This means that Flood readily assumes certain "loose" universals he describes as "common features of human being that cut across historical and cultural divides" (x), such as subjectivity, or a desire for transcendence (254).
Therefore, it seems critical for rehabilitation counselors to be in touch with their own beliefs concerning Spiritual Transcendence, as well as being willing to deal with Spiritually Transcendent issues in a counseling session while engaging clients dealing with life altering circumstances (Vash, 1994).
Specifically, this text stresses God's transcendence and thereby provides an important corrective to our tendency as moderns (and postmoderns) to "fear" God in no sense of that word.
The Neoplationist Plotinus used the term ecstasis to describe mystic transcendence, the "flight of the alone to the Alone"; later Bernini famously incarnated a more devotional sense of transport in his trembling St.
Told with snippets from interviews with Aran and articles about him preceding each chapter, his rise to transcendence (what is termed the Incarnation of the Infinite Soul) and his eventual death at the hands of a well-meaning bureaucrat are followed through the eyes of those trying to assassinate him, those working at his Colorado ranch and others touched by him.

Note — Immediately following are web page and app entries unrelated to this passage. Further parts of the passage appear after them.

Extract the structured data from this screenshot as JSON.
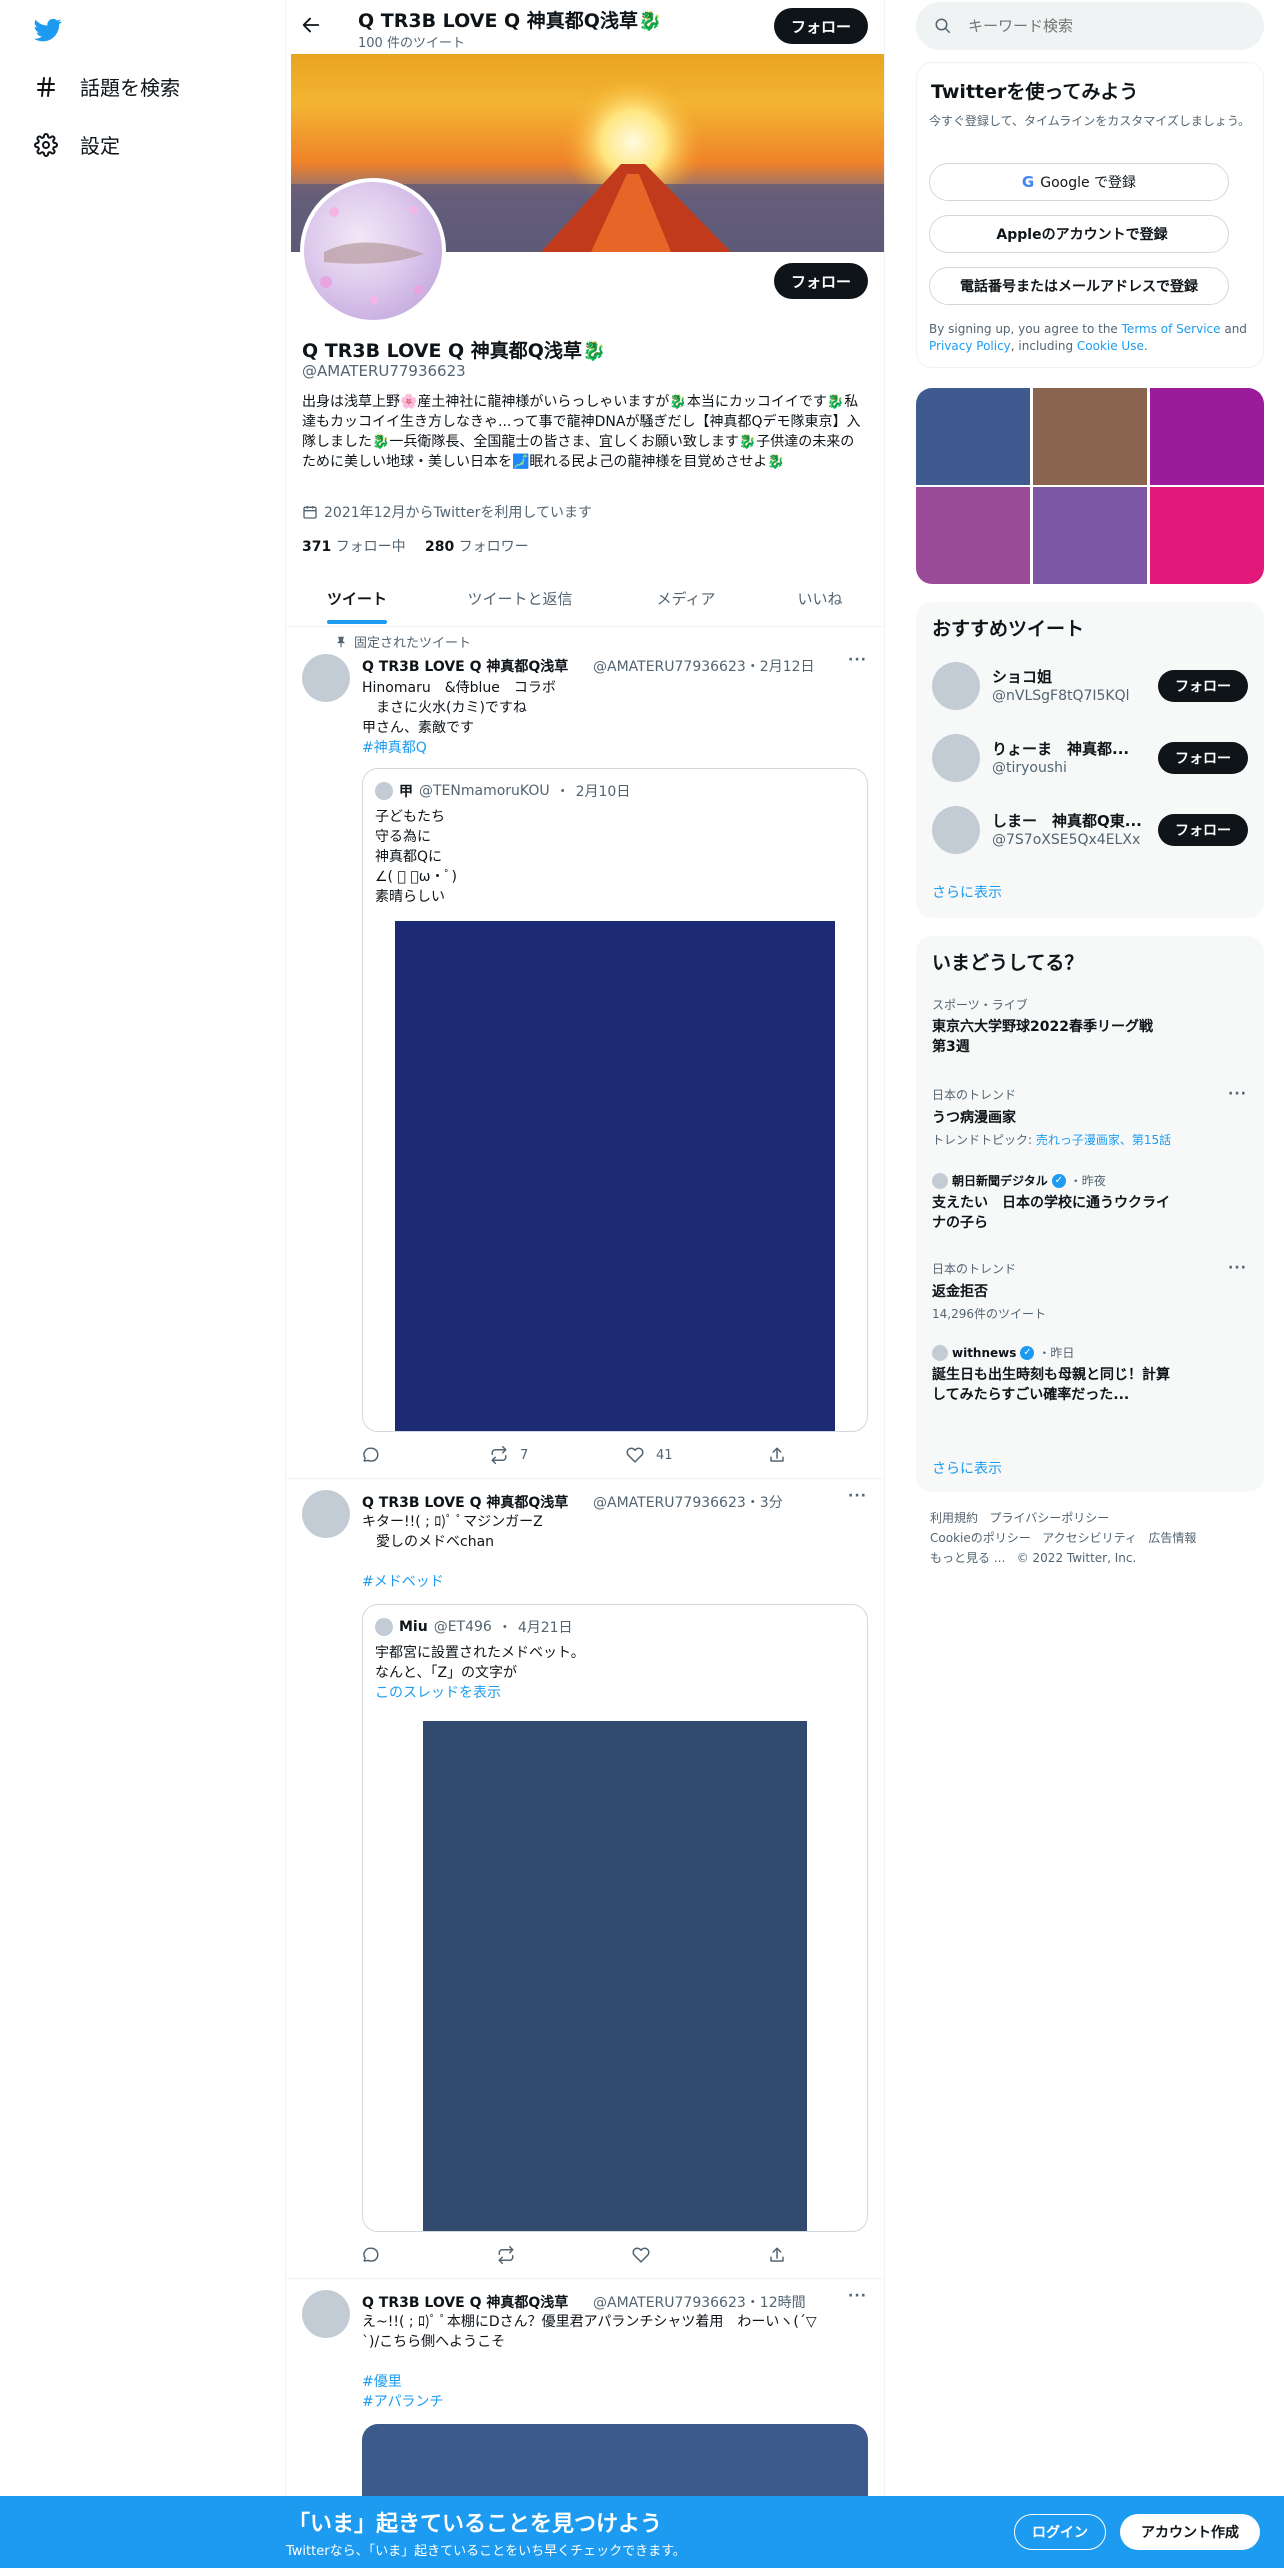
{
  "nav": {
    "explore_label": "話題を検索",
    "settings_label": "設定"
  },
  "profile_header": {
    "name": "Q TR3B LOVE Q 神真都Q浅草🐉",
    "tweet_count": "100 件のツイート",
    "follow_label": "フォロー"
  },
  "profile": {
    "name": "Q TR3B LOVE Q 神真都Q浅草🐉",
    "handle": "@AMATERU77936623",
    "bio": "出身は浅草上野🌸産土神社に龍神様がいらっしゃいますが🐉本当にカッコイイです🐉私達もカッコイイ生き方しなきゃ...って事で龍神DNAが騒ぎだし【神真都Qデモ隊東京】入隊しました🐉一兵衛隊長、全国龍士の皆さま、宜しくお願い致します🐉子供達の未来のために美しい地球・美しい日本を🗾眠れる民よ己の龍神様を目覚めさせよ🐉",
    "joined": "2021年12月からTwitterを利用しています",
    "following_count": "371",
    "following_label": "フォロー中",
    "followers_count": "280",
    "followers_label": "フォロワー",
    "follow_label": "フォロー"
  },
  "tabs": [
    "ツイート",
    "ツイートと返信",
    "メディア",
    "いいね"
  ],
  "tweets": [
    {
      "pinned_label": "固定されたツイート",
      "name": "Q TR3B LOVE Q 神真都Q浅草",
      "handle": "@AMATERU77936623",
      "time": "2月12日",
      "lines": [
        "Hinomaru　&侍blue　コラボ",
        "　まさに火水(カミ)ですね",
        "甲さん、素敵です"
      ],
      "hashtags": [
        "#神真都Q"
      ],
      "quote": {
        "name": "甲",
        "handle": "@TENmamoruKOU",
        "time": "2月10日",
        "lines": [
          "子どもたち",
          "守る為に",
          "神真都Qに",
          "∠( ﾟ ・ω・ﾟ)",
          "素晴らしい"
        ],
        "image_color": "#1b2a72"
      },
      "retweets": "7",
      "likes": "41"
    },
    {
      "name": "Q TR3B LOVE Q 神真都Q浅草",
      "handle": "@AMATERU77936623",
      "time": "3分",
      "lines": [
        "キター!!( ; ﾛ)ﾟ ﾟマジンガーZ",
        "　愛しのメドベchan"
      ],
      "hashtags": [
        "#メドベッド"
      ],
      "quote": {
        "name": "Miu",
        "handle": "@ET496",
        "time": "4月21日",
        "lines": [
          "宇都宮に設置されたメドベット。",
          "なんと、「Z」の文字が"
        ],
        "thread_link": "このスレッドを表示",
        "image_color": "#324a6d"
      },
      "retweets": "",
      "likes": ""
    },
    {
      "name": "Q TR3B LOVE Q 神真都Q浅草",
      "handle": "@AMATERU77936623",
      "time": "12時間",
      "lines": [
        "え~!!( ; ﾛ)ﾟ ﾟ本棚にDさん？優里君アパランチシャツ着用　わーいヽ(´▽",
        "`)/こちら側へようこそ"
      ],
      "hashtags": [
        "#優里",
        "#アパランチ"
      ],
      "image_color": "#3d5a8c"
    }
  ],
  "search": {
    "placeholder": "キーワード検索"
  },
  "signup": {
    "title": "Twitterを使ってみよう",
    "subtitle": "今すぐ登録して、タイムラインをカスタマイズしましょう。",
    "google_label": "Google で登録",
    "apple_label": "Appleのアカウントで登録",
    "phone_label": "電話番号またはメールアドレスで登録",
    "terms_prefix": "By signing up, you agree to the ",
    "terms_link": "Terms of Service",
    "terms_and": " and ",
    "privacy_link": "Privacy Policy",
    "terms_including": ", including ",
    "cookie_link": "Cookie Use",
    "terms_end": "."
  },
  "media_grid": {
    "colors": [
      "#3f5a8e",
      "#8b6450",
      "#9b1c9b",
      "#9b4a98",
      "#7e56a6",
      "#e0197a"
    ]
  },
  "recommended": {
    "title": "おすすめツイート",
    "users": [
      {
        "name": "ショコ姐",
        "handle": "@nVLSgF8tQ7I5KQl",
        "follow": "フォロー"
      },
      {
        "name": "りょーま　神真都...",
        "handle": "@tiryoushi",
        "follow": "フォロー"
      },
      {
        "name": "しまー　神真都Q東...",
        "handle": "@7S7oXSE5Qx4ELXx",
        "follow": "フォロー"
      }
    ],
    "more": "さらに表示"
  },
  "trends": {
    "title": "いまどうしてる？",
    "items": [
      {
        "context": "スポーツ・ライブ",
        "title": "東京六大学野球2022春季リーグ戦　第3週"
      },
      {
        "context": "日本のトレンド",
        "title": "うつ病漫画家",
        "sub_prefix": "トレンドトピック: ",
        "sub_link": "売れっ子漫画家、第15話"
      },
      {
        "source": "朝日新聞デジタル",
        "time": "・昨夜",
        "title": "支えたい　日本の学校に通うウクライナの子ら"
      },
      {
        "context": "日本のトレンド",
        "title": "返金拒否",
        "sub": "14,296件のツイート"
      },
      {
        "source": "withnews",
        "time": "・昨日",
        "title": "誕生日も出生時刻も母親と同じ！計算してみたらすごい確率だった..."
      }
    ],
    "more": "さらに表示"
  },
  "footer": {
    "links": [
      "利用規約",
      "プライバシーポリシー",
      "Cookieのポリシー",
      "アクセシビリティ",
      "広告情報",
      "もっと見る ..."
    ],
    "copyright": "© 2022 Twitter, Inc."
  },
  "banner": {
    "title": "「いま」起きていることを見つけよう",
    "subtitle": "Twitterなら、「いま」起きていることをいち早くチェックできます。",
    "login_label": "ログイン",
    "signup_label": "アカウント作成"
  },
  "colors": {
    "brand": "#1d9bf0",
    "banner_bg": "#1d9bf0"
  }
}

Yet by the play's conclusion, when Aloysius reveals shadows of her own, they come as a surprise gift to the audience, if not of transcendence, then of transference.
Ever since traveling to South Africa, where I saw firsthand how much dance has served to free bodies and voices that were otherwise repressed, I realized that dance has amazing potential for transcendence.